Collaboration is at the heart of that transformation. For example, in the last few months, financial services technology (fintech) has increasingly revealed new avenues for creativity and innovation. Many thrive on the blurred boundaries between business and social worlds, and the fact that the lives of those within them are inextricably intertwined.This is particularly true of popular crowdfunding, peer-to-peer and ‘pay what you want’ (PWYW) businesses.
Crowdfunding exemplifies thephenomenonof technological and social media innovation in business. Allowing a large number of unconnected people to unite one-by-one to offer fiscal support for a project, start-up, or business initiative through collaborating and funding, it relies on the generosity of online backers.
When Kickstarter launched in 2009 with this model it seemed unlikely to succeed, but within months people were funding their passions through the kindness of strangers. Projects thrived on goodwill.
Similarly, peer-to-peer lending sites and now peer-to-peer exchanges have blossomed. The cousin of crowdfunding, it too allows people to finance or support each others projects.
Growing up in Indore, a small town in India, I know that this sort of platform could offer fantastic opportunities for the very poorest people, people who want to start a business and escape poverty, people for whom twenty pounds could make a long-term difference to their quality of life.
Described as ‘democracy in action’, collaborative funding is symptomatic of the metamorphosisof financial services driven by technology. It lets those of us who have breathed in and taken what we need from our environment, to breathe out and give back to the world.
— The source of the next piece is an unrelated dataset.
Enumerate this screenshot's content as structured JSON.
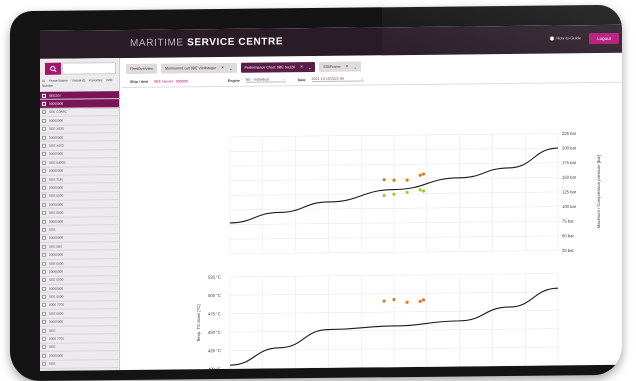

New business models continue to emerge as more fintech entrepreneurs realise everything from launches to long-term business models can be supported through the collaborative efforts of consumers.
The latest trend is in ‘pay what you want’ (PWYW) platforms like that of Aspiration, an online investment firm, and my own project,Xendpay, an online money transfer service that removed all fees for sending bank-to-bank transfers to replace it with a ‘tipping’ option.
PWYP, according to marketing expert Ju-Young Kim and Martin Spann, is a new participative pricing mechanism in which users have complete control over the price they pay.
In other words, if you are happy with the service or confident in the project, platforms like Xendpay and Aspiration let you pay more. However, you do not have to pay much, if anything, in the case where you are unable or uncertain about the service.
For me, PWYP is more than just giving users control. It is a way to return autonomy to those people who have no choice but to send money home to their families, and who for so many years have been exploited by an industry that has been called everything from a ‘super racket’ by Koffi Annan, to an ‘international Wonga’ by Labour MP Tessa Jowell. This is because the remittance industry charges far more than it needs in fees, taking billions from the hands of hard-working migrants who need to send money home for their families despite the fact that money transfer costs mere pennies to send.
Cutting prices by just 5% makes it possible to save up to $16bn a year in the developing world.
And this level of change is a social imperative.
Collaborative fintech therefore gives me the ability to create an ethics-based business capable of making a difference on a personal level, helping people help their families, but also a social level, helping families help their communities and watching that ripple out to help hundreds beyond that.
Acting like an ‘honour box’, PWYW represents the positive changes occurring in incumbent industries as it works to not only run a business but also to help subsidise others who might want, but not be able, to contribute at that time. Despite the risk that some might misuse it, taking without giving back, letting people choose what they give allows everyone from the creator to the consumer to benefit.
Crowdfunding, peer-to-peer and PWYW models embrace contemporary creativity and technological innovation. As partnerships, they create business-to-business as well as business-to-consumer opportunities. As alternative funding methods they create opportunities for start-ups and entrepreneurs, causes and companies, which did not and could not exist thirty years ago.
It reminds us that corporate social responsibility is not really about businesses. It is about people. It becomesshared social responsibility.
Of course there are still issues for collaborative business models, kinks that need to be worked out. Questions constantly arise about how fintech innovators might use relationships to generate profitable and sustainable revenue streams and how they can focus on profitability, competitiveness, and sustainability.
But today my point is this: banking and finance can now be collaborative; it can be about all those involved as a consumer, employee or founder. Social networks have blurred into businesses through fintech, and using these collective, shared platforms, we have the opportunity to revitalize, revolutionize, the world.